━━ Source information ━━

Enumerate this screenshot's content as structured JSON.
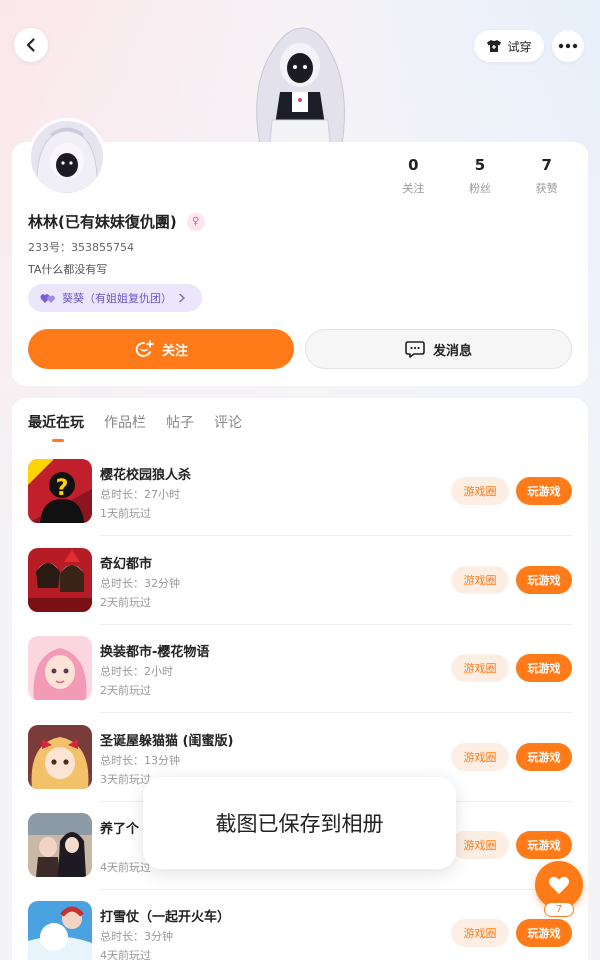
{
  "header": {
    "tryon_label": "试穿"
  },
  "profile": {
    "stats": [
      {
        "value": "0",
        "label": "关注"
      },
      {
        "value": "5",
        "label": "粉丝"
      },
      {
        "value": "7",
        "label": "获赞"
      }
    ],
    "username": "林林(已有妹妹復仇團)",
    "gender_symbol": "♀",
    "uid": "233号：353855754",
    "bio": "TA什么都没有写",
    "group_tag": "葵葵（有姐姐复仇团）",
    "follow_label": "关注",
    "message_label": "发消息"
  },
  "tabs": [
    {
      "label": "最近在玩",
      "active": true
    },
    {
      "label": "作品栏",
      "active": false
    },
    {
      "label": "帖子",
      "active": false
    },
    {
      "label": "评论",
      "active": false
    }
  ],
  "games": [
    {
      "title": "樱花校园狼人杀",
      "duration": "总时长：27小时",
      "last": "1天前玩过",
      "badge": "新地图",
      "circle": "游戏圈",
      "play": "玩游戏"
    },
    {
      "title": "奇幻都市",
      "duration": "总时长：32分钟",
      "last": "2天前玩过",
      "badge": "奇幻都市",
      "circle": "游戏圈",
      "play": "玩游戏"
    },
    {
      "title": "换装都市-樱花物语",
      "duration": "总时长：2小时",
      "last": "2天前玩过",
      "circle": "游戏圈",
      "play": "玩游戏"
    },
    {
      "title": "圣诞屋躲猫猫 (闺蜜版)",
      "duration": "总时长：13分钟",
      "last": "3天前玩过",
      "circle": "游戏圈",
      "play": "玩游戏"
    },
    {
      "title": "养了个",
      "duration": "",
      "last": "4天前玩过",
      "circle": "游戏圈",
      "play": "玩游戏"
    },
    {
      "title": "打雪仗（一起开火车）",
      "duration": "总时长：3分钟",
      "last": "4天前玩过",
      "circle": "游戏圈",
      "play": "玩游戏"
    }
  ],
  "toast": "截图已保存到相册",
  "like_count": "7",
  "colors": {
    "accent": "#ff7a18",
    "accent_soft": "#fdeee4",
    "tag_purple": "#6d56c9"
  }
}
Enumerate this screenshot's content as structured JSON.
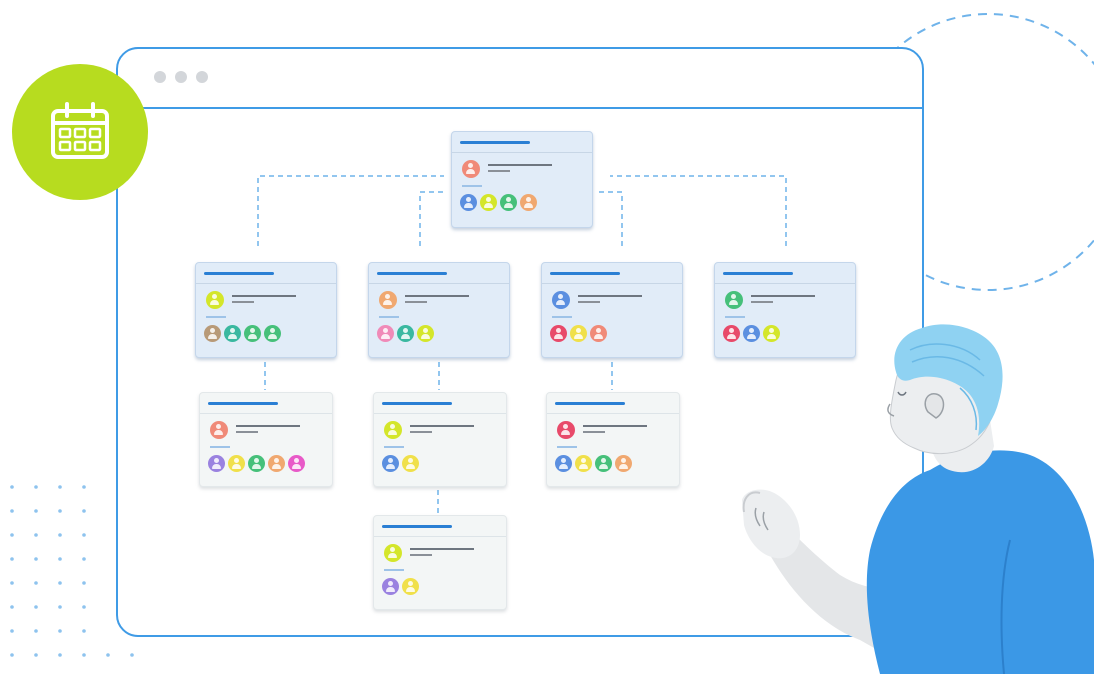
{
  "illustration": {
    "subject": "org-chart-in-browser-window",
    "icons": [
      "calendar-icon",
      "person-avatar-icon"
    ],
    "colors": {
      "window_border": "#3f9be6",
      "card_header_bar": "#2a7fd4",
      "card_fill": "#e1ecf8",
      "subcard_fill": "#f3f6f6",
      "badge": "#b7dc1f",
      "shirt": "#3b98e6",
      "hair": "#8fd2f2"
    },
    "avatar_palette": {
      "blue": "#5b8fe0",
      "lime": "#d4e62a",
      "green": "#46c07a",
      "orange": "#f0a870",
      "salmon": "#f08a78",
      "pink": "#f08ab8",
      "teal": "#3ab8a0",
      "tan": "#b89a78",
      "red": "#e84a6a",
      "purple": "#9a82e0",
      "magenta": "#e85ac8",
      "yellow": "#f0e04a"
    }
  }
}
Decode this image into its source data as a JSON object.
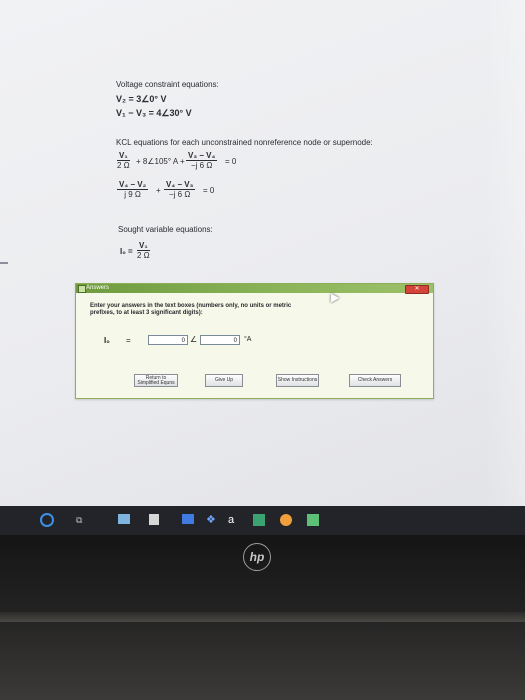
{
  "document": {
    "voltage_constraint_heading": "Voltage constraint equations:",
    "constraint_1": "V₂ = 3∠0° V",
    "constraint_2": "V₁ − V₃ = 4∠30° V",
    "kcl_heading": "KCL equations for each unconstrained nonreference node or supernode:",
    "kcl1": {
      "frac1_num": "V₁",
      "frac1_den": "2 Ω",
      "middle": "+ 8∠105° A +",
      "frac2_num": "V₃ − V₄",
      "frac2_den": "−j 6 Ω",
      "rhs": "= 0"
    },
    "kcl2": {
      "frac1_num": "V₄ − V₂",
      "frac1_den": "j 9 Ω",
      "middle": "+",
      "frac2_num": "V₄ − V₃",
      "frac2_den": "−j 6 Ω",
      "rhs": "= 0"
    },
    "sought_heading": "Sought variable equations:",
    "sought": {
      "lhs": "I₀ =",
      "num": "V₁",
      "den": "2 Ω"
    }
  },
  "dialog": {
    "title": "Answers",
    "close_label": "✕",
    "instructions": "Enter your answers in the text boxes (numbers only, no units or metric prefixes, to at least 3 significant digits):",
    "answer_label": "I₀",
    "answer_equals": "=",
    "magnitude_value": "0",
    "angle_symbol": "∠",
    "angle_value": "0",
    "angle_unit": "°A",
    "buttons": {
      "return": "Return to Simplified Equns",
      "give_up": "Give Up",
      "show_instructions": "Show Instructions",
      "check_answers": "Check Answers"
    }
  },
  "taskbar": {
    "task_view": "⧉",
    "dropbox": "❖",
    "amazon": "a",
    "icons": [
      "start-icon",
      "task-view-icon",
      "file-explorer-icon",
      "store-icon",
      "mail-icon",
      "dropbox-icon",
      "amazon-icon",
      "photos-icon",
      "paint-icon",
      "app-icon"
    ]
  },
  "laptop": {
    "logo": "hp"
  },
  "colors": {
    "dialog_title": "#7ea64b",
    "close_button": "#d5443b",
    "screen_bg": "#eeeff2",
    "taskbar": "#23242a"
  }
}
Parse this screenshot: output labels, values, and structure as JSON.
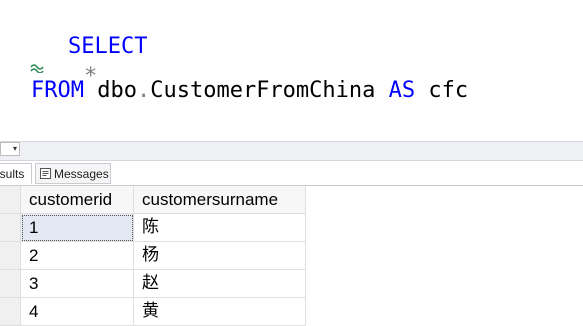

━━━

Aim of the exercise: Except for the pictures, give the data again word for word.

Problem solution:
Enumerate this screenshot's content as structured JSON.
{
  "header": {
    "tryon_label": "试穿"
  },
  "profile": {
    "stats": [
      {
        "value": "0",
        "label": "关注"
      },
      {
        "value": "5",
        "label": "粉丝"
      },
      {
        "value": "7",
        "label": "获赞"
      }
    ],
    "username": "林林(已有妹妹復仇團)",
    "gender_symbol": "♀",
    "uid": "233号：353855754",
    "bio": "TA什么都没有写",
    "group_tag": "葵葵（有姐姐复仇团）",
    "follow_label": "关注",
    "message_label": "发消息"
  },
  "tabs": [
    {
      "label": "最近在玩",
      "active": true
    },
    {
      "label": "作品栏",
      "active": false
    },
    {
      "label": "帖子",
      "active": false
    },
    {
      "label": "评论",
      "active": false
    }
  ],
  "games": [
    {
      "title": "樱花校园狼人杀",
      "duration": "总时长：27小时",
      "last": "1天前玩过",
      "badge": "新地图",
      "circle": "游戏圈",
      "play": "玩游戏"
    },
    {
      "title": "奇幻都市",
      "duration": "总时长：32分钟",
      "last": "2天前玩过",
      "badge": "奇幻都市",
      "circle": "游戏圈",
      "play": "玩游戏"
    },
    {
      "title": "换装都市-樱花物语",
      "duration": "总时长：2小时",
      "last": "2天前玩过",
      "circle": "游戏圈",
      "play": "玩游戏"
    },
    {
      "title": "圣诞屋躲猫猫 (闺蜜版)",
      "duration": "总时长：13分钟",
      "last": "3天前玩过",
      "circle": "游戏圈",
      "play": "玩游戏"
    },
    {
      "title": "养了个",
      "duration": "",
      "last": "4天前玩过",
      "circle": "游戏圈",
      "play": "玩游戏"
    },
    {
      "title": "打雪仗（一起开火车）",
      "duration": "总时长：3分钟",
      "last": "4天前玩过",
      "circle": "游戏圈",
      "play": "玩游戏"
    }
  ],
  "toast": "截图已保存到相册",
  "like_count": "7",
  "colors": {
    "accent": "#ff7a18",
    "accent_soft": "#fdeee4",
    "tag_purple": "#6d56c9"
  }
}
Enumerate this screenshot's content as structured JSON.
{
  "illustration": {
    "subject": "org-chart-in-browser-window",
    "icons": [
      "calendar-icon",
      "person-avatar-icon"
    ],
    "colors": {
      "window_border": "#3f9be6",
      "card_header_bar": "#2a7fd4",
      "card_fill": "#e1ecf8",
      "subcard_fill": "#f3f6f6",
      "badge": "#b7dc1f",
      "shirt": "#3b98e6",
      "hair": "#8fd2f2"
    },
    "avatar_palette": {
      "blue": "#5b8fe0",
      "lime": "#d4e62a",
      "green": "#46c07a",
      "orange": "#f0a870",
      "salmon": "#f08a78",
      "pink": "#f08ab8",
      "teal": "#3ab8a0",
      "tan": "#b89a78",
      "red": "#e84a6a",
      "purple": "#9a82e0",
      "magenta": "#e85ac8",
      "yellow": "#f0e04a"
    }
  }
}
Decode this image into its source data as a JSON object.
{
  "document": {
    "voltage_constraint_heading": "Voltage constraint equations:",
    "constraint_1": "V₂ = 3∠0° V",
    "constraint_2": "V₁ − V₃ = 4∠30° V",
    "kcl_heading": "KCL equations for each unconstrained nonreference node or supernode:",
    "kcl1": {
      "frac1_num": "V₁",
      "frac1_den": "2 Ω",
      "middle": "+ 8∠105° A +",
      "frac2_num": "V₃ − V₄",
      "frac2_den": "−j 6 Ω",
      "rhs": "= 0"
    },
    "kcl2": {
      "frac1_num": "V₄ − V₂",
      "frac1_den": "j 9 Ω",
      "middle": "+",
      "frac2_num": "V₄ − V₃",
      "frac2_den": "−j 6 Ω",
      "rhs": "= 0"
    },
    "sought_heading": "Sought variable equations:",
    "sought": {
      "lhs": "I₀ =",
      "num": "V₁",
      "den": "2 Ω"
    }
  },
  "dialog": {
    "title": "Answers",
    "close_label": "✕",
    "instructions": "Enter your answers in the text boxes (numbers only, no units or metric prefixes, to at least 3 significant digits):",
    "answer_label": "I₀",
    "answer_equals": "=",
    "magnitude_value": "0",
    "angle_symbol": "∠",
    "angle_value": "0",
    "angle_unit": "°A",
    "buttons": {
      "return": "Return to Simplified Equns",
      "give_up": "Give Up",
      "show_instructions": "Show Instructions",
      "check_answers": "Check Answers"
    }
  },
  "taskbar": {
    "task_view": "⧉",
    "dropbox": "❖",
    "amazon": "a",
    "icons": [
      "start-icon",
      "task-view-icon",
      "file-explorer-icon",
      "store-icon",
      "mail-icon",
      "dropbox-icon",
      "amazon-icon",
      "photos-icon",
      "paint-icon",
      "app-icon"
    ]
  },
  "laptop": {
    "logo": "hp"
  },
  "colors": {
    "dialog_title": "#7ea64b",
    "close_button": "#d5443b",
    "screen_bg": "#eeeff2",
    "taskbar": "#23242a"
  }
}
Parse this screenshot: output labels, values, and structure as JSON.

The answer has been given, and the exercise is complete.